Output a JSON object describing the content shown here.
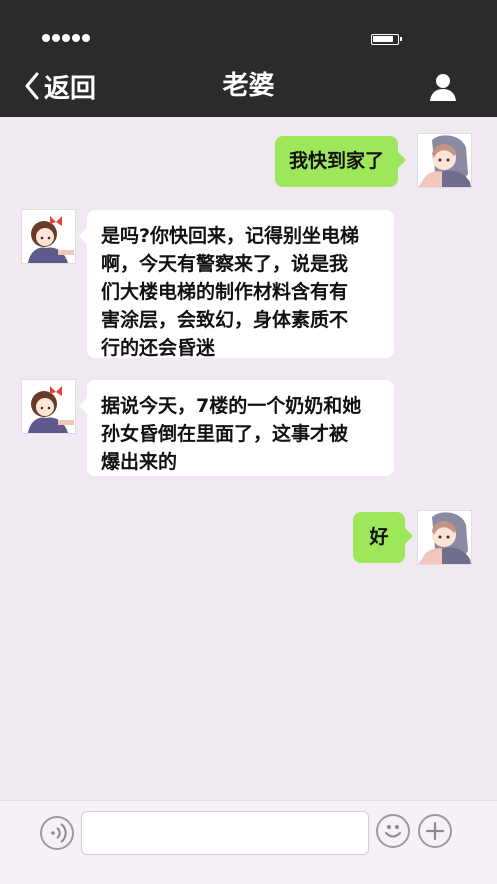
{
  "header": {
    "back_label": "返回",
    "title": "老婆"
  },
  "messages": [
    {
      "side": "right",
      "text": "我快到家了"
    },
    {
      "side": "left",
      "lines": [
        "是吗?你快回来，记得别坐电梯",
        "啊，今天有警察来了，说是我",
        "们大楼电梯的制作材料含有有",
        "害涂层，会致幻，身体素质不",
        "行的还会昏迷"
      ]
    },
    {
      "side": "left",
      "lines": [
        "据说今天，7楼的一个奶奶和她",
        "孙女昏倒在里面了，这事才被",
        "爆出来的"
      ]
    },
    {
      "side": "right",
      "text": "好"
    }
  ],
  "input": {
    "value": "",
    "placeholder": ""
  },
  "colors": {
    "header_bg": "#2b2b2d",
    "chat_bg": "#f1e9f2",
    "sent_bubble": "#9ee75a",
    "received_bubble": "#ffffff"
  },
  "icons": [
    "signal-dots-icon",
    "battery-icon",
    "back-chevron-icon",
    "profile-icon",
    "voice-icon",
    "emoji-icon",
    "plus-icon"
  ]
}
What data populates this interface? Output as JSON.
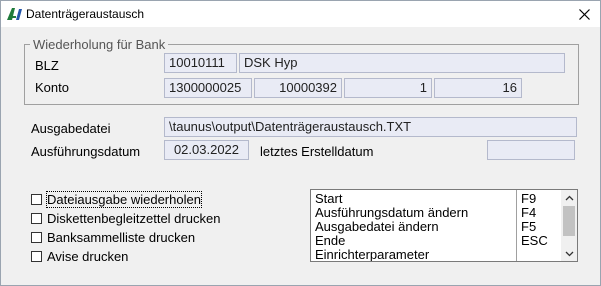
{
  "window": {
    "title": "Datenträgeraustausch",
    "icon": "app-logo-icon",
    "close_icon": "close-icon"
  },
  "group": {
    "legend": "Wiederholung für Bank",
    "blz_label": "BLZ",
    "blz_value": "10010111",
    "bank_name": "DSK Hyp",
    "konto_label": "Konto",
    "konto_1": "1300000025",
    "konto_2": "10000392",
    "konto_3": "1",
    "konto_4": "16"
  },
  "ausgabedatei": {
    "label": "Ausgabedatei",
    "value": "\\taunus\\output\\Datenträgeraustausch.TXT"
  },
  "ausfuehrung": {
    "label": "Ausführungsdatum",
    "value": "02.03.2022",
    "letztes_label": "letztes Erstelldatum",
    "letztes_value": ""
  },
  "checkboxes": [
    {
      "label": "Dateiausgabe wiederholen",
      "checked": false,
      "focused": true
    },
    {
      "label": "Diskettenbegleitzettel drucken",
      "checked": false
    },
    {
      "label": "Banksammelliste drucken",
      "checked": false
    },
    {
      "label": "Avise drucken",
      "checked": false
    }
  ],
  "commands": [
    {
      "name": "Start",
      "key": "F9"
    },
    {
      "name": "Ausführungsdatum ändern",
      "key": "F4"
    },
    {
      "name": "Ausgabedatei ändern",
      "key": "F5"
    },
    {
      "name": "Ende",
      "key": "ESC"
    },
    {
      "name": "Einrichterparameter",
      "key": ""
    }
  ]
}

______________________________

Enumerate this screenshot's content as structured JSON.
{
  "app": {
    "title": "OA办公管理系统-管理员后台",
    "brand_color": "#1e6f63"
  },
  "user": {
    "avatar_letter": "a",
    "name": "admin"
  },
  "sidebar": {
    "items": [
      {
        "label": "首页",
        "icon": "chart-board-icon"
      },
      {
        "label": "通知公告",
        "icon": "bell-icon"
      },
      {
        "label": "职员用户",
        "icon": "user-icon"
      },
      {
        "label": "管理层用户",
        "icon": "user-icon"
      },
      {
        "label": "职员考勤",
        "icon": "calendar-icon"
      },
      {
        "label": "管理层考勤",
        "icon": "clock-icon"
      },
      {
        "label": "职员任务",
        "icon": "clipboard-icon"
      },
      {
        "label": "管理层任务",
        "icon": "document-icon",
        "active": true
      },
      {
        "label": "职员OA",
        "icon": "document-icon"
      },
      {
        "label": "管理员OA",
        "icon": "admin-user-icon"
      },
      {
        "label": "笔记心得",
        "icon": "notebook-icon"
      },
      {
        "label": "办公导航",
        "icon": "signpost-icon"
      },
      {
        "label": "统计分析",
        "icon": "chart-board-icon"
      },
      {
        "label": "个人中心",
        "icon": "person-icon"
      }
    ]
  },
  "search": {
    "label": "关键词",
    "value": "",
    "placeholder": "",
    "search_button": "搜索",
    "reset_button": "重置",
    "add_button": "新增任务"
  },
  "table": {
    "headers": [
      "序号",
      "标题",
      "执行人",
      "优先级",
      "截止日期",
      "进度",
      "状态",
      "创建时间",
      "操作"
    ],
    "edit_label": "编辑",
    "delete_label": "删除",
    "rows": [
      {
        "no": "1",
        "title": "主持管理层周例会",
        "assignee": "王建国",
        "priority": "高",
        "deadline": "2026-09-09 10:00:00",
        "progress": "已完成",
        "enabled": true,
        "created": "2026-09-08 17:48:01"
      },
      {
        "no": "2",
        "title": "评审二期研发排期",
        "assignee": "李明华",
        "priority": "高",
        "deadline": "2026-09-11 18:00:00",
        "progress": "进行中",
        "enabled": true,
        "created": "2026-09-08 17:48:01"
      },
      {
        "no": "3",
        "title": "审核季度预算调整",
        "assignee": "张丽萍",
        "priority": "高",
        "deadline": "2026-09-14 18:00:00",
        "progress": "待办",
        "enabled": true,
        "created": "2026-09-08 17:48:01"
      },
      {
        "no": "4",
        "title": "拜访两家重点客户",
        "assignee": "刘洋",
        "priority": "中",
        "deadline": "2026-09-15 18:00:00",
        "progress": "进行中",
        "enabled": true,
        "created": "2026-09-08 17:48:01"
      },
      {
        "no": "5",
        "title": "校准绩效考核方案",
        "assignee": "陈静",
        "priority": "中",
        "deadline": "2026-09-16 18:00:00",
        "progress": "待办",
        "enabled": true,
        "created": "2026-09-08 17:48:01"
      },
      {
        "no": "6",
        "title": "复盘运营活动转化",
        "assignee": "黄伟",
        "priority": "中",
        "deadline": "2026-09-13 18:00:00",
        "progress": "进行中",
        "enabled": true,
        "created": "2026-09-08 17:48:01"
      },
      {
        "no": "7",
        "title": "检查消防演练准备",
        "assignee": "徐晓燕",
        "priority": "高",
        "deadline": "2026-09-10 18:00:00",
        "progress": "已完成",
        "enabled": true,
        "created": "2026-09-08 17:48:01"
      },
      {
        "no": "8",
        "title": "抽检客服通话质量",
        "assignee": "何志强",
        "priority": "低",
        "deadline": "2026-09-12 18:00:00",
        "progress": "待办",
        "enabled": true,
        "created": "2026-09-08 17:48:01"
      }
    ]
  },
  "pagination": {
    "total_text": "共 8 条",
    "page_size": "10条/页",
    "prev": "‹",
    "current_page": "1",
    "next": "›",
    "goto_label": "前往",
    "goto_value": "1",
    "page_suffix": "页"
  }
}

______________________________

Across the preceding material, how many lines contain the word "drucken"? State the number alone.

3